======== Dataset records ========

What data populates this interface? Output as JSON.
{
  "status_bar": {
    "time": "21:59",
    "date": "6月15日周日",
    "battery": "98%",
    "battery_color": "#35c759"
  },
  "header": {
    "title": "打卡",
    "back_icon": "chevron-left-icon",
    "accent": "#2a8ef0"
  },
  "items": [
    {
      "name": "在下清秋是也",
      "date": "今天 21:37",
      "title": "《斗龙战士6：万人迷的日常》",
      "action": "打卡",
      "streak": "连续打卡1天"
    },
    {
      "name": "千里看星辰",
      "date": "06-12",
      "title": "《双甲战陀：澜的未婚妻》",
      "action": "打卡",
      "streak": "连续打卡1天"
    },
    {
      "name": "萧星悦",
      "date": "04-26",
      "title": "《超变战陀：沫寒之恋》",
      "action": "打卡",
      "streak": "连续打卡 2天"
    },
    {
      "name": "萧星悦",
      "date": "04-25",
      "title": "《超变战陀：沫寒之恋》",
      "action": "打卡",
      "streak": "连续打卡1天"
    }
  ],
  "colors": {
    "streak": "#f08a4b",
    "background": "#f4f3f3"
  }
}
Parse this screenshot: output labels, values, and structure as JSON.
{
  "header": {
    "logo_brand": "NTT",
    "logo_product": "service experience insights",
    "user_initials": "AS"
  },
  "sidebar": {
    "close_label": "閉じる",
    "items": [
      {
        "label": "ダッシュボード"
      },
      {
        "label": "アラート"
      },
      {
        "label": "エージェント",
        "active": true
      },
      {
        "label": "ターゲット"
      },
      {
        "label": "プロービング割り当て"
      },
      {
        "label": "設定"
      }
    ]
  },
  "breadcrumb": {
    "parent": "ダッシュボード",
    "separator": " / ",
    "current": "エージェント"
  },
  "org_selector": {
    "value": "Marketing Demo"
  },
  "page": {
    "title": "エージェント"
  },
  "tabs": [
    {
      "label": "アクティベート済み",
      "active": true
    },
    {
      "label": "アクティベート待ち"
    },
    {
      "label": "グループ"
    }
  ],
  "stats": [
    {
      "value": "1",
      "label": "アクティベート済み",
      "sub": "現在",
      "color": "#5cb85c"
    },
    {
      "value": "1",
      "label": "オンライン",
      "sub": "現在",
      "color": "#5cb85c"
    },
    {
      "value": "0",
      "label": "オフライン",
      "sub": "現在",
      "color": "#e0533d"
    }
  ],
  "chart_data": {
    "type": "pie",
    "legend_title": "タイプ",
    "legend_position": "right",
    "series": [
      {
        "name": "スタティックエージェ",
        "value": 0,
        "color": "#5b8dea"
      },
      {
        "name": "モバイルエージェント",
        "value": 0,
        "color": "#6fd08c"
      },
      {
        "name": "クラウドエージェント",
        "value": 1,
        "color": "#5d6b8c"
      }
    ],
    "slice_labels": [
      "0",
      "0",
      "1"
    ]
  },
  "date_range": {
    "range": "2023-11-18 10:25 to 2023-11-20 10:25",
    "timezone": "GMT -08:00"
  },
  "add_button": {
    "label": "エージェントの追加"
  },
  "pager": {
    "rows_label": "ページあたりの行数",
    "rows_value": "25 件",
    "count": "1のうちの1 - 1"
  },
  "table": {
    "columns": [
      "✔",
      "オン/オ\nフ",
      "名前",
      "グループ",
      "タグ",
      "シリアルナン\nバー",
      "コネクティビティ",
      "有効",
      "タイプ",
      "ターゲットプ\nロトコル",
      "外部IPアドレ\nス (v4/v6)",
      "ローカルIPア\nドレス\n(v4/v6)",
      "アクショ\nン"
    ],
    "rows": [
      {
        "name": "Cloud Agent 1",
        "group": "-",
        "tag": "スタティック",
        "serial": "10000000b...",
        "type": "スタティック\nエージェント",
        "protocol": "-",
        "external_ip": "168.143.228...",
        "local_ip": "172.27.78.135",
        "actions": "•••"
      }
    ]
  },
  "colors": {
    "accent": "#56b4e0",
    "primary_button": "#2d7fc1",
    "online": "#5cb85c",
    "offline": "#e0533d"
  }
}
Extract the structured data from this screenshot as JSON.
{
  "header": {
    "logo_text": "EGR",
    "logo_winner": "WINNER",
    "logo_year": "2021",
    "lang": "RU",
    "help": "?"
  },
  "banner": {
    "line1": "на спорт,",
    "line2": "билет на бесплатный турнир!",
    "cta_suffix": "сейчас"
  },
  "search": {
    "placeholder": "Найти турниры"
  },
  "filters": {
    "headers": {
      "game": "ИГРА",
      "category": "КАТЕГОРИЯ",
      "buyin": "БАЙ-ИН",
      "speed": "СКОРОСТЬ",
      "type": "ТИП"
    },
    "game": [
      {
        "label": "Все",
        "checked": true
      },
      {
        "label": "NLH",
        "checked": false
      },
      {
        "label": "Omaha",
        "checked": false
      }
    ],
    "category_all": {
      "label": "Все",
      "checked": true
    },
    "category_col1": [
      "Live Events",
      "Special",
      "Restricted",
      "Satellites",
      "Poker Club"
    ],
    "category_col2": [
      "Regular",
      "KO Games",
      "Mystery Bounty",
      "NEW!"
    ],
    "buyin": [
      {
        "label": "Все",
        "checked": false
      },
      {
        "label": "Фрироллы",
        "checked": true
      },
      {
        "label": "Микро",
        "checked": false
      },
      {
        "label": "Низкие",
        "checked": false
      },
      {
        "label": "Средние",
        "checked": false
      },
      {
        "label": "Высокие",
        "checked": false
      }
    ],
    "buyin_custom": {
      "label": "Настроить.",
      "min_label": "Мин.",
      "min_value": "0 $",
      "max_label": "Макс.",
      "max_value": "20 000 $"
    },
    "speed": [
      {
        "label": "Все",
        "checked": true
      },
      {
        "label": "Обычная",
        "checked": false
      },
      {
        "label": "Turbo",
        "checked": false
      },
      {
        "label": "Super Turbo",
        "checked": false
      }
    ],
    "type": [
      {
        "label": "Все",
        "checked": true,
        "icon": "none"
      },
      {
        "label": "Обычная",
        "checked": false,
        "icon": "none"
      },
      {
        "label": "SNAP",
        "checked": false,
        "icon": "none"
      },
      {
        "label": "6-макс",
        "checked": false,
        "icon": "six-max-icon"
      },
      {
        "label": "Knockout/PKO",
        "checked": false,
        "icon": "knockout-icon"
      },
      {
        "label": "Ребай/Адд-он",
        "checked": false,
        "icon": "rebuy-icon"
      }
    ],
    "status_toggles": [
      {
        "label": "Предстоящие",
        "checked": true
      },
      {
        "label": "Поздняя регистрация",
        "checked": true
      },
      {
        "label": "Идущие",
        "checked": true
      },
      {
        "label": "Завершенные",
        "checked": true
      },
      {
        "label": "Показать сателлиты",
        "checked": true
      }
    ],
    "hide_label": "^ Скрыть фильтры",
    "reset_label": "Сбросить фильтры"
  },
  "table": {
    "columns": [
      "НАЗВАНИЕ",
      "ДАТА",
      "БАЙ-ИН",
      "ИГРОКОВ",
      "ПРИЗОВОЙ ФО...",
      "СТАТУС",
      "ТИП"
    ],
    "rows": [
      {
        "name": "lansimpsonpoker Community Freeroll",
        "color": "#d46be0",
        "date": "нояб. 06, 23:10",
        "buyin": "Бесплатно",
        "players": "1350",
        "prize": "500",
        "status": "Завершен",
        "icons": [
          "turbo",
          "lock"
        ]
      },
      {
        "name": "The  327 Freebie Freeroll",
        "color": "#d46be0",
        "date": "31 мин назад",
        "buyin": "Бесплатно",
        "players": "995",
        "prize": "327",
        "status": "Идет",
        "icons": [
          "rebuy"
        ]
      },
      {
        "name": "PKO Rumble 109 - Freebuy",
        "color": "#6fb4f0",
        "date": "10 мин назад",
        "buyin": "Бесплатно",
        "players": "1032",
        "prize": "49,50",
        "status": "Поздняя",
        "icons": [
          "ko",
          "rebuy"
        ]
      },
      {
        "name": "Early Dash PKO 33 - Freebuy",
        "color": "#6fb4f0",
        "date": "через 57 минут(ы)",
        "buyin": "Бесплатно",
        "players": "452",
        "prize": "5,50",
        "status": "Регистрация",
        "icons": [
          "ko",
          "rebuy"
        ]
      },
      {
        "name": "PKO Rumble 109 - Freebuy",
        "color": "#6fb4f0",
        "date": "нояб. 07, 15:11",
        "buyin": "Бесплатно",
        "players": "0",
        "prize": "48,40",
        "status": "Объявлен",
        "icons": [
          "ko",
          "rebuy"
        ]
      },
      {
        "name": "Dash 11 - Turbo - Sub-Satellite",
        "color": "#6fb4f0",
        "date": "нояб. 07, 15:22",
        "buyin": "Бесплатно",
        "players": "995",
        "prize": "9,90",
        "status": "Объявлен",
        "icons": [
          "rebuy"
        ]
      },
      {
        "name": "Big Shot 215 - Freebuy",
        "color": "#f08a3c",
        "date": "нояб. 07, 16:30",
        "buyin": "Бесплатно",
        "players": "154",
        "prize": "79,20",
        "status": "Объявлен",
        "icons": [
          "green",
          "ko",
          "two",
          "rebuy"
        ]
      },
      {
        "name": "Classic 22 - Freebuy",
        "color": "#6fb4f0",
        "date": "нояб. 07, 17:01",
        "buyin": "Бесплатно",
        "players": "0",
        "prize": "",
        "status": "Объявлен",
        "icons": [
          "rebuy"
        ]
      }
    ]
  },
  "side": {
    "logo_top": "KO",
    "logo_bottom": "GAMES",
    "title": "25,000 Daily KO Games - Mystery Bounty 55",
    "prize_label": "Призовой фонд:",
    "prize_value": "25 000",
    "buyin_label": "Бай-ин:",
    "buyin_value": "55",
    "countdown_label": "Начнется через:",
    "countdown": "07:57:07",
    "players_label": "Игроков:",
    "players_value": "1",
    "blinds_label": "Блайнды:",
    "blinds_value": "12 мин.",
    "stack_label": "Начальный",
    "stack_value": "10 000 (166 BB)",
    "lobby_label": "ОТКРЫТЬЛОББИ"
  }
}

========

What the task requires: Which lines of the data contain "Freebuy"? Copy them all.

Task response:
        "name": "PKO Rumble 109 - Freebuy",
        "name": "Early Dash PKO 33 - Freebuy",
        "name": "PKO Rumble 109 - Freebuy",
        "name": "Big Shot 215 - Freebuy",
        "name": "Classic 22 - Freebuy",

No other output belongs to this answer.